» WORK TO COMPLETE:
Copying each record below exactly is the whole task.

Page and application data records
+ + + + +

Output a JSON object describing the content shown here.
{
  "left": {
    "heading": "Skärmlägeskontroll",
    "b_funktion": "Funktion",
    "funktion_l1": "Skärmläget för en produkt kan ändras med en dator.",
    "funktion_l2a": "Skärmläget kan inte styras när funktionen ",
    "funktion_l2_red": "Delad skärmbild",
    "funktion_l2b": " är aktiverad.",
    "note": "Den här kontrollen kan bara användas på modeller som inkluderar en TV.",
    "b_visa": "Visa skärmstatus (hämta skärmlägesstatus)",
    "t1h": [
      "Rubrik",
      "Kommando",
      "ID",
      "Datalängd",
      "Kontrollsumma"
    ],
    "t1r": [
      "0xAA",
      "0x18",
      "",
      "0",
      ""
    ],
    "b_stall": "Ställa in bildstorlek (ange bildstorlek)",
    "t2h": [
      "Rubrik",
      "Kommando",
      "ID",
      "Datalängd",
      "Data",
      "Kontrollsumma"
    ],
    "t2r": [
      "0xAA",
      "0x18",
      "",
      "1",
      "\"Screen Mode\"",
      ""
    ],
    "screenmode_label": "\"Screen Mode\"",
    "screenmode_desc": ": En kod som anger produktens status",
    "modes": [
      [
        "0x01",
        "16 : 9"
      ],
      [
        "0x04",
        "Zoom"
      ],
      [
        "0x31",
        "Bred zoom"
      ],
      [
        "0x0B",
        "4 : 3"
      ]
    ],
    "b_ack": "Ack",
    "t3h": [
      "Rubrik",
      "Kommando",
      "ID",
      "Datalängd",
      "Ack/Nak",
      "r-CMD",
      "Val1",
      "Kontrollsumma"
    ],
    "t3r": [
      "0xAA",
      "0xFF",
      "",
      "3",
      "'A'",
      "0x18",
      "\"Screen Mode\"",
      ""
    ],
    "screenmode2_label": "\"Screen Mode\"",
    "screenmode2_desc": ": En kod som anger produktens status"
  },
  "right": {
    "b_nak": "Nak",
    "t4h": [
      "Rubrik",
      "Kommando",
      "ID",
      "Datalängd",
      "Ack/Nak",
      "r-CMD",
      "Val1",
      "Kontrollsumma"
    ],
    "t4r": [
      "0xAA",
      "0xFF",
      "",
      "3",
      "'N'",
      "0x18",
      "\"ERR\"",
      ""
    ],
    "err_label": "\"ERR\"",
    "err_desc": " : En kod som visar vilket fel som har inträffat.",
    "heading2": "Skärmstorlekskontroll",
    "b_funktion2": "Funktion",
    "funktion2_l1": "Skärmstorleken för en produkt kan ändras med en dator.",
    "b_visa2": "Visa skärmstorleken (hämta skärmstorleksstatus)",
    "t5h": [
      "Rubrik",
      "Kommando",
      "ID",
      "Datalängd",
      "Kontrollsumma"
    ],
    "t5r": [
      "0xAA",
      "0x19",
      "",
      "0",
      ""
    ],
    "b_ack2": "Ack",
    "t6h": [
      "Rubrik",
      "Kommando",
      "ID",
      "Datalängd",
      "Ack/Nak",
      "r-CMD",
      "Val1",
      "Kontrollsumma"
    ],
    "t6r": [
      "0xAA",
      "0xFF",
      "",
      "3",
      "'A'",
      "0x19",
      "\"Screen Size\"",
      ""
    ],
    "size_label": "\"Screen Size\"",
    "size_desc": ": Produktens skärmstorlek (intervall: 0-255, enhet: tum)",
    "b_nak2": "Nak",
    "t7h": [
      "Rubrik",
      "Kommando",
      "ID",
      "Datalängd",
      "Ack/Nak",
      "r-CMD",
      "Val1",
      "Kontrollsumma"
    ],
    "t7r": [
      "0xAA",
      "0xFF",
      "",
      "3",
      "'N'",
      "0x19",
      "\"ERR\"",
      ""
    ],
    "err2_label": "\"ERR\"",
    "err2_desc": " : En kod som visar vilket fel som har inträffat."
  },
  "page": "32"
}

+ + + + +

» WORKED SOLUTION:
Output a JSON object describing the content shown here.
{
  "left": {
    "heading": "Skärmlägeskontroll",
    "b_funktion": "Funktion",
    "funktion_l1": "Skärmläget för en produkt kan ändras med en dator.",
    "funktion_l2a": "Skärmläget kan inte styras när funktionen ",
    "funktion_l2_red": "Delad skärmbild",
    "funktion_l2b": " är aktiverad.",
    "note": "Den här kontrollen kan bara användas på modeller som inkluderar en TV.",
    "b_visa": "Visa skärmstatus (hämta skärmlägesstatus)",
    "t1h": [
      "Rubrik",
      "Kommando",
      "ID",
      "Datalängd",
      "Kontrollsumma"
    ],
    "t1r": [
      "0xAA",
      "0x18",
      "",
      "0",
      ""
    ],
    "b_stall": "Ställa in bildstorlek (ange bildstorlek)",
    "t2h": [
      "Rubrik",
      "Kommando",
      "ID",
      "Datalängd",
      "Data",
      "Kontrollsumma"
    ],
    "t2r": [
      "0xAA",
      "0x18",
      "",
      "1",
      "\"Screen Mode\"",
      ""
    ],
    "screenmode_label": "\"Screen Mode\"",
    "screenmode_desc": ": En kod som anger produktens status",
    "modes": [
      [
        "0x01",
        "16 : 9"
      ],
      [
        "0x04",
        "Zoom"
      ],
      [
        "0x31",
        "Bred zoom"
      ],
      [
        "0x0B",
        "4 : 3"
      ]
    ],
    "b_ack": "Ack",
    "t3h": [
      "Rubrik",
      "Kommando",
      "ID",
      "Datalängd",
      "Ack/Nak",
      "r-CMD",
      "Val1",
      "Kontrollsumma"
    ],
    "t3r": [
      "0xAA",
      "0xFF",
      "",
      "3",
      "'A'",
      "0x18",
      "\"Screen Mode\"",
      ""
    ],
    "screenmode2_label": "\"Screen Mode\"",
    "screenmode2_desc": ": En kod som anger produktens status"
  },
  "right": {
    "b_nak": "Nak",
    "t4h": [
      "Rubrik",
      "Kommando",
      "ID",
      "Datalängd",
      "Ack/Nak",
      "r-CMD",
      "Val1",
      "Kontrollsumma"
    ],
    "t4r": [
      "0xAA",
      "0xFF",
      "",
      "3",
      "'N'",
      "0x18",
      "\"ERR\"",
      ""
    ],
    "err_label": "\"ERR\"",
    "err_desc": " : En kod som visar vilket fel som har inträffat.",
    "heading2": "Skärmstorlekskontroll",
    "b_funktion2": "Funktion",
    "funktion2_l1": "Skärmstorleken för en produkt kan ändras med en dator.",
    "b_visa2": "Visa skärmstorleken (hämta skärmstorleksstatus)",
    "t5h": [
      "Rubrik",
      "Kommando",
      "ID",
      "Datalängd",
      "Kontrollsumma"
    ],
    "t5r": [
      "0xAA",
      "0x19",
      "",
      "0",
      ""
    ],
    "b_ack2": "Ack",
    "t6h": [
      "Rubrik",
      "Kommando",
      "ID",
      "Datalängd",
      "Ack/Nak",
      "r-CMD",
      "Val1",
      "Kontrollsumma"
    ],
    "t6r": [
      "0xAA",
      "0xFF",
      "",
      "3",
      "'A'",
      "0x19",
      "\"Screen Size\"",
      ""
    ],
    "size_label": "\"Screen Size\"",
    "size_desc": ": Produktens skärmstorlek (intervall: 0-255, enhet: tum)",
    "b_nak2": "Nak",
    "t7h": [
      "Rubrik",
      "Kommando",
      "ID",
      "Datalängd",
      "Ack/Nak",
      "r-CMD",
      "Val1",
      "Kontrollsumma"
    ],
    "t7r": [
      "0xAA",
      "0xFF",
      "",
      "3",
      "'N'",
      "0x19",
      "\"ERR\"",
      ""
    ],
    "err2_label": "\"ERR\"",
    "err2_desc": " : En kod som visar vilket fel som har inträffat."
  },
  "page": "32"
}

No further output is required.